For owners of plastics companies looking for an exit for their investment, the initial public offering market turned out in 2005 to lag far behind merger and acquisition exits.
For example, in the world of venture capital-backed companies, only 41 venture-backed companies exited in 2005 through IPOs, raising only $2.2 billion, compared with 356 venture capital-backed companies that exited through M&As, which were sold for $27.3 billion.
Although the number of acquisitions in 2005 was down from the 407 venture-backed acquisitions in 2004, the median amount paid in 2005 for these firms rose 21 percent to $47.5 million.
Unfortunately, plastics companies are not high on the list of industries either going public or sold through M&As. According to investment data firm Venture One, the companies most sought after in M&A transactions were information technology companies, representing 221, or 62 percent, of the 356 M&A deals with a value of $11.7 billion, or 42 percent, of the dollar total. Health-care companies were also popular targets, representing 71, or 20 percent, of the total number of deals, with a value of $9.4 billion, or 34 percent, of the dollar total. The highest valuations were placed on biotechnology firms.
There has been considerable comment about the causes for this dramatic imbalance between IPOs and M&A exits. First of all, underwriters of IPOs are more conservative than they were in the 1995-2000 time frame. Also, the size of an IPO candidate in terms of its revenues and market capitalization is significantly larger today than in the 1995-2000 period. According to Mark Zanoli, managing director for Tech Banking at J.P. Morgan Securities, a company today needs close to $100 million in annual revenues and a potential stock market value of at least $250 million to stage a successful IPO.
Also, the increased cost of compliance with the Sarbanes- Oxley Act has caused some venture funds to redirect their portfolio companies toward an M&A rather than an IPO exit.
Looking ahead to 2006, the experts feel there will be more growth stocks going public, but not necessarily plastics companies. Richard Peterson, market strategist with Thomson Financial, states that he expects a big push in financials, energy, defense-related technology and security software. There has been a noticeable lack of plastics companies in the mix of industries going public.
Most new issues were in drugs and biotechnology, health-care equipment and services, diversified financials, retailing, and business services and supplies. Accordingly, plastics companies' investors looking for an exit strategy are more likely to find the M&A route a viable avenue for liquidity.

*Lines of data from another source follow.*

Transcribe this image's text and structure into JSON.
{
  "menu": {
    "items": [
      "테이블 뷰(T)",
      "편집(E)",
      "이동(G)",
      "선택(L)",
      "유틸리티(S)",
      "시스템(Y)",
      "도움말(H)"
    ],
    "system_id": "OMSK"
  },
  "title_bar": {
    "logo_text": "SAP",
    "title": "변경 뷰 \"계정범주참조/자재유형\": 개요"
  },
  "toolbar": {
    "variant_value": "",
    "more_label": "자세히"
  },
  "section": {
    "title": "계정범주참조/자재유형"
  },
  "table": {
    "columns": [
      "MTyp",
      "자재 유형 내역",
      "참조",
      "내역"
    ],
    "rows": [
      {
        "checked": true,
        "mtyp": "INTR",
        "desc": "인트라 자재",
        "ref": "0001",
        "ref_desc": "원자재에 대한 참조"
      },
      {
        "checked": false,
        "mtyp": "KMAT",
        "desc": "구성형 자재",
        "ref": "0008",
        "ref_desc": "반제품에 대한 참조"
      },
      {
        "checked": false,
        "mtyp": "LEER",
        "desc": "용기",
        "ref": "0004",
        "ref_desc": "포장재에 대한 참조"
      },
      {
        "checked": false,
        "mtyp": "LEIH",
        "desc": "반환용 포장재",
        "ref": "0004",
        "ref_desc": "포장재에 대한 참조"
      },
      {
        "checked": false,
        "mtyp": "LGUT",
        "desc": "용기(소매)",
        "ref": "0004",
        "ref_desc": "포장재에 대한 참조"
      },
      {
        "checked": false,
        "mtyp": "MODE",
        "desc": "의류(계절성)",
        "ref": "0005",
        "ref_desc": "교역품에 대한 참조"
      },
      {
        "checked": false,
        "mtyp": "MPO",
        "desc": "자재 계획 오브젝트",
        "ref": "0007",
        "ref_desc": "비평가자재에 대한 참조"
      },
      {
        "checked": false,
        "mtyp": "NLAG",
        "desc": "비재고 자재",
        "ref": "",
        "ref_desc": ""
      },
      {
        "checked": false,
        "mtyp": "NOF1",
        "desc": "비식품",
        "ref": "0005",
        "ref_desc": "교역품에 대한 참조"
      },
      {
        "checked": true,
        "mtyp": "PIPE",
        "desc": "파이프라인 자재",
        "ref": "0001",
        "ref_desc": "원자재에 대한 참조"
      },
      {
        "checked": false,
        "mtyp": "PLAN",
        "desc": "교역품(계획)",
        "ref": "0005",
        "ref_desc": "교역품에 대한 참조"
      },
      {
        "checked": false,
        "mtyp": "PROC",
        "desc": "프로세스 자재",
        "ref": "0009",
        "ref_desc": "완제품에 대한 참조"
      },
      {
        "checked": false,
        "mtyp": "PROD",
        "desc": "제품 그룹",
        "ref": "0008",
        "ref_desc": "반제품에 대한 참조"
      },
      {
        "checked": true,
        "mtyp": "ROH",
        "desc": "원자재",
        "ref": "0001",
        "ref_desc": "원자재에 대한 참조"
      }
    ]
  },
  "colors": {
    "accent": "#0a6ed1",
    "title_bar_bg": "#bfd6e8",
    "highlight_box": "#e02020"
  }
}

Petillon is a partner of Darden & Petillon in Torrance, Calif., a consulting firm advising companies in mergers and acquisitions.